There is hope after a stroke. Learn more about the Aviv Medical Program for stroke relief, including the unique hyperbaric oxygen protocol at Aviv Clinics

Brain exercises for stroke recovery


Are there any potential risks or limitations associated with brain exercises for post-stroke recovery?

Brain exercises for stroke recovery are a non-invasive, low-risk option for post-stroke rehabilitation. It’s important to follow your doctor’s guidelines, especially in the early stages of recovery. Keep in mind that the effectiveness of brain exercises may depend on individual differences and access to specific resources. 

How frequently should brain exercises be practiced for optimal results?

How often you perform brain exercises for stroke recovery depends on your needs and the specific exercises performed. Because the brain responds well to consistency and regular stimulation, many experts recommend practicing exercises frequently, as often as daily, but ideally several times per week. Always consult your physician for the ideal frequency.

Why are brain exercises important for post-stroke recovery?

Brain exercises are important for post-stroke recovery for several reasons, including: 

  • The potential for neuroplasticity
  • Cognitive rehabilitation
  • A sense of engagement and accomplishment
  • Reduced risk of cognitive decline

The use of brain exercises for stroke recovery can also provide an enjoyable way to approach rehabilitation in addition to other treatments, exercises, and therapies.

Can brain exercises be integrated into post-stroke rehabilitation programs?

Yes, brain exercises can and should be incorporated into post-stroke rehabilitation programs. This can provide a structured approach to cognitive rehabilitation, including various brain exercises and training activities tailored to each person’s needs and goals.
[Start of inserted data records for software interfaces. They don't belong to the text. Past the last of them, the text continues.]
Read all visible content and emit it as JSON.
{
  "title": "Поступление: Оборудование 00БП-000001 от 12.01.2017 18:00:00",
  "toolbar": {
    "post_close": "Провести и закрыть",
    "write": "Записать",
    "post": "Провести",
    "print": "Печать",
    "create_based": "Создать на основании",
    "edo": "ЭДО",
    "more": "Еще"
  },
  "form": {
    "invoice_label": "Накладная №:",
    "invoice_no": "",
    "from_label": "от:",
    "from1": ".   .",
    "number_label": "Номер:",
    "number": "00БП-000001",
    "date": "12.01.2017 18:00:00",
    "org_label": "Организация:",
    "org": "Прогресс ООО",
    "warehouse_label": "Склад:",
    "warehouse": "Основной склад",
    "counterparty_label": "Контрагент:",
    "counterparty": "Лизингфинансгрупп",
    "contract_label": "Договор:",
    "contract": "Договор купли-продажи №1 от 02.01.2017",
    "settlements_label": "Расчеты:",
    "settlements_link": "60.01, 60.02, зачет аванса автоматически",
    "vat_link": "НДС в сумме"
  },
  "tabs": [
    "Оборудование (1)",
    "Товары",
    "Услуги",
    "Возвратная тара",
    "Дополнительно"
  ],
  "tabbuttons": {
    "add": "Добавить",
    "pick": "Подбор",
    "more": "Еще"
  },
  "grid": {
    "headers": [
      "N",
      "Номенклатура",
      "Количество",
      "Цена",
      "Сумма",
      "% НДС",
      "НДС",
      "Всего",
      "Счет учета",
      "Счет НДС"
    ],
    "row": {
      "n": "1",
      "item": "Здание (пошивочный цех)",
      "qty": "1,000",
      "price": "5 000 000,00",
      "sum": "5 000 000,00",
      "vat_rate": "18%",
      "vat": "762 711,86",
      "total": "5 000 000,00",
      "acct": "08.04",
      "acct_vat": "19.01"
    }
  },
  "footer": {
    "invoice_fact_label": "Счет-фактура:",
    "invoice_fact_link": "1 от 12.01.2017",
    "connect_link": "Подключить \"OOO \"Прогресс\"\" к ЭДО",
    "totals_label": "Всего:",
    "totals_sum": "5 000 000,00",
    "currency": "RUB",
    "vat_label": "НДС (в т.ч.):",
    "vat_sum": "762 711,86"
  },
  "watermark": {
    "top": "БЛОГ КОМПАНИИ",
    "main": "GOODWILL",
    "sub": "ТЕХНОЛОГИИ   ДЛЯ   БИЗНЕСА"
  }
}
Healthcare professionals can provide valuable guidance and feedback for brain exercise programs to help stroke survivors achieve success through their rehabilitation journey.

Aviv Medical Program provides you with a unique opportunity to invest in your health while you age

Skip to content